So I needed to reduce the data rate, and a factor of 4 seemed reasonable, leaving me with 1040000 in terms of baudrate and 9.76kHz in terms of signal bandwidth.

6. Demodulation

Only the AM demodulator was implemented since the AM broadcast stations have the greatest signal strength, which is important because we don’t have any signal conditioning nor gain blocks before the ADC.

To improve the selectivity a 2-stage second-order-system (or sos, or biquad if you like) low pass IIR filter is put in front of the demodulator.

After that we take the square root of the sum of squares of the I and Q samples \(\sqrt{I^2+Q^2}\) just so as one would like to calculate the magnitude of the complex number \(I + jQ\). That magnitude is the audio signal itself.

To get rid of any DC offsets a high pass filter is applied to the audio signal that removes anything below 20Hz.

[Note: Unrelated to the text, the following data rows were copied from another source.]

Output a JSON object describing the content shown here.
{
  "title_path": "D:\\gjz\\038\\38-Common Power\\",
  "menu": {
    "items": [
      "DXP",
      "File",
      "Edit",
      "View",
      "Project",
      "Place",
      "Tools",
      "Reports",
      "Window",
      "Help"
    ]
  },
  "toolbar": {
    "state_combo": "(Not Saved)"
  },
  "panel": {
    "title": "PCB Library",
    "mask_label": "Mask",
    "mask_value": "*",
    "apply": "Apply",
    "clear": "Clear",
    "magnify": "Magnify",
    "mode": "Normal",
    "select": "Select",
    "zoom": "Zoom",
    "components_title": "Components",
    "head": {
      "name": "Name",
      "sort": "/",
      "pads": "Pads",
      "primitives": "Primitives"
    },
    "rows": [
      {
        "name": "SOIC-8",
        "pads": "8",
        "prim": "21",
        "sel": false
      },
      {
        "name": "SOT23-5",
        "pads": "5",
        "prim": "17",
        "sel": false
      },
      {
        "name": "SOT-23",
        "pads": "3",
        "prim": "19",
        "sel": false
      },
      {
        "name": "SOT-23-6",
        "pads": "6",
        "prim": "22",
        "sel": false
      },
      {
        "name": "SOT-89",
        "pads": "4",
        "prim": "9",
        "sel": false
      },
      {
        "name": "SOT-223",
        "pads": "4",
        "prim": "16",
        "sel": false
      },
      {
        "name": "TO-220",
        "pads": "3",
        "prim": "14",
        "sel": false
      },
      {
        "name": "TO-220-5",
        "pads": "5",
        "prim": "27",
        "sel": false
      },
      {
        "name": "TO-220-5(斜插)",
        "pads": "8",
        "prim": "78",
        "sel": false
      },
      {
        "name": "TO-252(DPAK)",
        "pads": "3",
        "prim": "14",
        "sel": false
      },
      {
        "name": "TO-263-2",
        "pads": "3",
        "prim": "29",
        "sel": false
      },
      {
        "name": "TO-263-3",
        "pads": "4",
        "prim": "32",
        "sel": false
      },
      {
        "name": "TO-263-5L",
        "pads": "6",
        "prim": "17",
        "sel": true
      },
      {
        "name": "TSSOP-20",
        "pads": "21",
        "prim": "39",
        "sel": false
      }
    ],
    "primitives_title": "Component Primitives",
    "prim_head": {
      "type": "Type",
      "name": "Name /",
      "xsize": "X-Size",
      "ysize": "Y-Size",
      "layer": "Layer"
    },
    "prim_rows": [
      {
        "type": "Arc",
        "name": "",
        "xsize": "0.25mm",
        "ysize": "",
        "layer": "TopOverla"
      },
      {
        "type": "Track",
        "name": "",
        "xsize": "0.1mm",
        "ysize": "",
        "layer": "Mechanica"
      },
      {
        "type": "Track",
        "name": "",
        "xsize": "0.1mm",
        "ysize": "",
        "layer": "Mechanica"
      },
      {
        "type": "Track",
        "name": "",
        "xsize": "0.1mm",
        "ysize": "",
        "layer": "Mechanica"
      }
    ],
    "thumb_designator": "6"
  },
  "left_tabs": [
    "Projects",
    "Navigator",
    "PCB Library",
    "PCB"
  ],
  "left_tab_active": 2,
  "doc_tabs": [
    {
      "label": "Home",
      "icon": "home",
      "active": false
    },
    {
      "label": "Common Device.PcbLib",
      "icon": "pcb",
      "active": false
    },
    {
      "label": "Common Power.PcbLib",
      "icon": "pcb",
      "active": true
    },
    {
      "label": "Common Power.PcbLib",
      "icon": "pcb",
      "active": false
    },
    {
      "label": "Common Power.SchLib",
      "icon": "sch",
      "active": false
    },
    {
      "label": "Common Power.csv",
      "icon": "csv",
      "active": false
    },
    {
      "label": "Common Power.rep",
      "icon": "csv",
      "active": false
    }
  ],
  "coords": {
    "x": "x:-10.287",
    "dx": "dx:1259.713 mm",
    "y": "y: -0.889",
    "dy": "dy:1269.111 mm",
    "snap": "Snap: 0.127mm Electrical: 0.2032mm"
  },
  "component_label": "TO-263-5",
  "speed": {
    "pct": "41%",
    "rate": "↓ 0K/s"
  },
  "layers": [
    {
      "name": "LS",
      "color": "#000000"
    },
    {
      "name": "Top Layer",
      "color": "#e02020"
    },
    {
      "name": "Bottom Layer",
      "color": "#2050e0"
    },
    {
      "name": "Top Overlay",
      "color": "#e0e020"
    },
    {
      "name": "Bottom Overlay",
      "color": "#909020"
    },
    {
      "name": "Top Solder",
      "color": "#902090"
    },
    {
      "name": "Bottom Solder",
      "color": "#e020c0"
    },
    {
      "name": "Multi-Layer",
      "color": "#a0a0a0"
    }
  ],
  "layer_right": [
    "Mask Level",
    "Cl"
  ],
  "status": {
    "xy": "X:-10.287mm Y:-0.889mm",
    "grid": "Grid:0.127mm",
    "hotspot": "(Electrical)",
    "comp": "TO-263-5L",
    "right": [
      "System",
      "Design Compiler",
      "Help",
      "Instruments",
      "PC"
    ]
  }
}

The audio data is then converted from floats to 24-bit signed, fixed point numbers so that it can be fed to the on-board DAC via the SAI1A peripheral. The sampling rate (still at 9.76ksps) seems kinda odd as far as the audio processing industry standards go, but the DAC doesn’t seem to mind that at all.

Now we’ve finally reached the audio jack!

User Interface

This board comes with the LCD display and the Joystick. LCD displays the frequency. Joystick allows for volume control (up-down, 1dB steps) and frequency control (left-right, 1kHz steps).

Source Code, Binaries…

The code is held in a repository on GitHub. In the Release section there are some prebuilt binaries, that you can drag-and-drop on the stm32l476-disco board thanks to the STlink implementing a Mass Storage Device look-alike interface.

Drag’n’Drop in action. For full blown experience basic polish language skills are needed.

If you want to build the code yourself then perhaps you should consider using the Docker build-machine approach which I’ve presented here


This is recorded while the RF was provided by the MiniWhip antenna. You can find the recipe on how to build one online. Just googl… duckduckgo it online. You can be fine with long, random wire antennas if you keep them far enough from any sources of radio interference (switching mode power supplies, etc.)

For the sake of making this video I’ve soldered the crappiest speaker I could find in my parts stash directly to the on-board headphone jack socket contacts.